Hollywood producers will immediately tell you why this idea could never have worked: There is no marketplace of ideas; it's a marketplace of emotions. Given the choice, the majority of people want drama, sex. violence, and comedy, the four horsemen of entertainment. These four elements have driven plays, paintings, and stories for all of history. But they are not news. They are "but faith, or opinion, but not knowledge.' News is knowledge.


Once the Doctrine was removed, the media turned to emotive appeals to bring in audiences and public discourse declined.

Folksonomies: media journalism public discourse

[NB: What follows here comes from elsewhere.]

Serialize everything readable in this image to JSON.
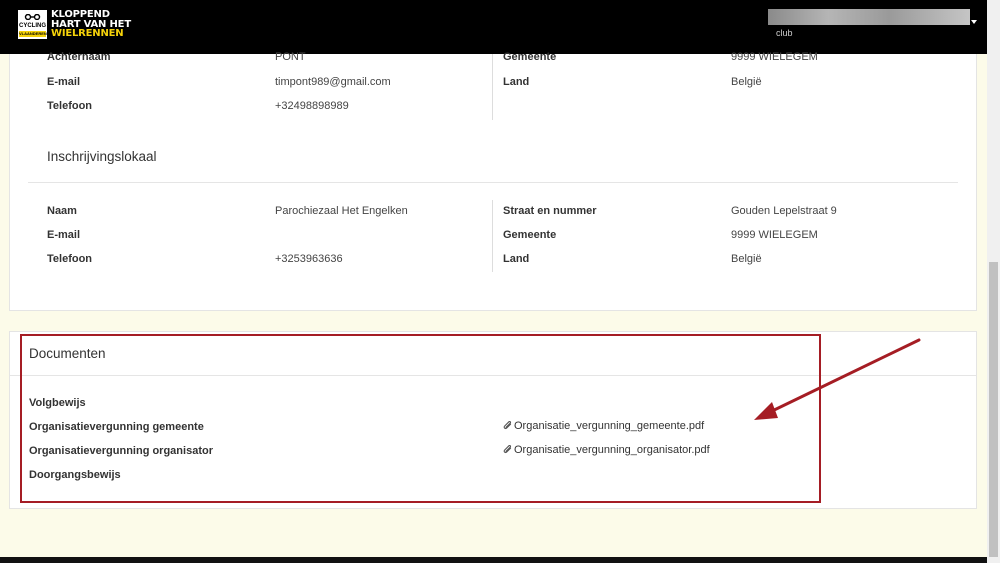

/news (0.413312)
/art and entertainment/radio/talk radio (0.324748)
/art and entertainment/radio (0.322846)

fairness doctrine (0.951362 (positive:0.416912)), common public foundation (0.851505 (neutral:0.000000)), public airwaves (0.844599 (positive:0.341582)), Federal Communications Commission (0.826757 (neutral:0.000000)), baby-boomer talk jocks (0.825412 (negative:-0.756237)), historic 4-0 vote (0.822142 (neutral:0.000000)), partisan public dialogue (0.816323 (negative:-0.577476)), President Ronald Reagan (0.816268 (neutral:0.000000)), field-independent personalities (0.815342 (positive:0.420304)), Field-dependent personalities (0.812326 (positive:0.497160)), externally defined goals (0.808017 (positive:0.497160)), externally supplied goals (0.803216 (neutral:0.000000)), one-sided rhetorical arguments (0.792628 (negative:-0.577476)), science studies identity (0.790401 (neutral:0.000000)), conservative identity politics (0.781008 (neutral:0.000000)), us-versus-them sports narratives (0.780487 (positive:0.335091)), public record (0.745705 (neutral:0.000000)), public discourse (0.744727 (negative:-0.256240)), public importance (0.737324 (neutral:0.000000)), Media Relativism (0.734652 (negative:-0.291824)), public standard (0.730781 (positive:0.341582)), Radio Act (0.724441 (neutral:0.000000)), present programs (0.723815 (neutral:0.000000)), broadcast media (0.719426 (negative:-0.219965)), intellectual erosion (0.719050 (neutral:0.000000)), early gainers (0.718485 (negative:-0.756237)), controversial issues (0.717492 (neutral:0.000000)), formal policy (0.716107 (neutral:0.000000)), self-defined goals (0.716053 (positive:0.497160)), Presiddent Reagan (0.715900 (negative:-0.687034))

Federal Communications Commission:Organization (0.772812 (neutral:0.000000)), President Ronald Reagan:Person (0.671795 (negative:-0.687034)), Rush Limbaugh:Person (0.640994 (negative:-0.158711)), Orson Welles:Person (0.492325 (negative:-0.435593)), Congress:Organization (0.472643 (negative:-0.620234)), broadcast media:FieldTerminology (0.463985 (negative:-0.219965)), National Enquirer:PrintMedia (0.455309 (negative:-0.219965)), alien invasion:FieldTerminology (0.424191 (negative:-0.435593)), America:Continent (0.421162 (negative:-0.389394)), Locke:Person (0.418722 (negative:-0.416498)), Hollywood:City (0.414340 (negative:-0.464689)), Star magazine:PrintMedia (0.405937 (negative:-0.219965)), sixty years:Quantity (0.405937 (neutral:0.000000))

Federal Communications Commission (0.983265): website | dbpedia | freebase | opencyc | yago
Fairness Doctrine (0.719802): dbpedia | freebase
Ronald Reagan (0.663055): dbpedia | freebase | opencyc | yago
Network neutrality (0.639958): dbpedia | freebase
Broadcasting (0.635744): dbpedia | freebase | opencyc
Mark S. Fowler (0.586552): dbpedia | freebase | yago
Rush Limbaugh (0.582005): website | dbpedia | freebase | yago
The Rush Limbaugh Show (0.522842): website | dbpedia | freebase | yago

 Fool Me Twice
Books, Brochures, and Chapters>Book:  Otto , Shawn Lawrence (2011-10-11), Fool Me Twice, Rodale Press, Retrieved on 2013-01-08
  • Source Material [books.google.com]
  • Folksonomies: politics science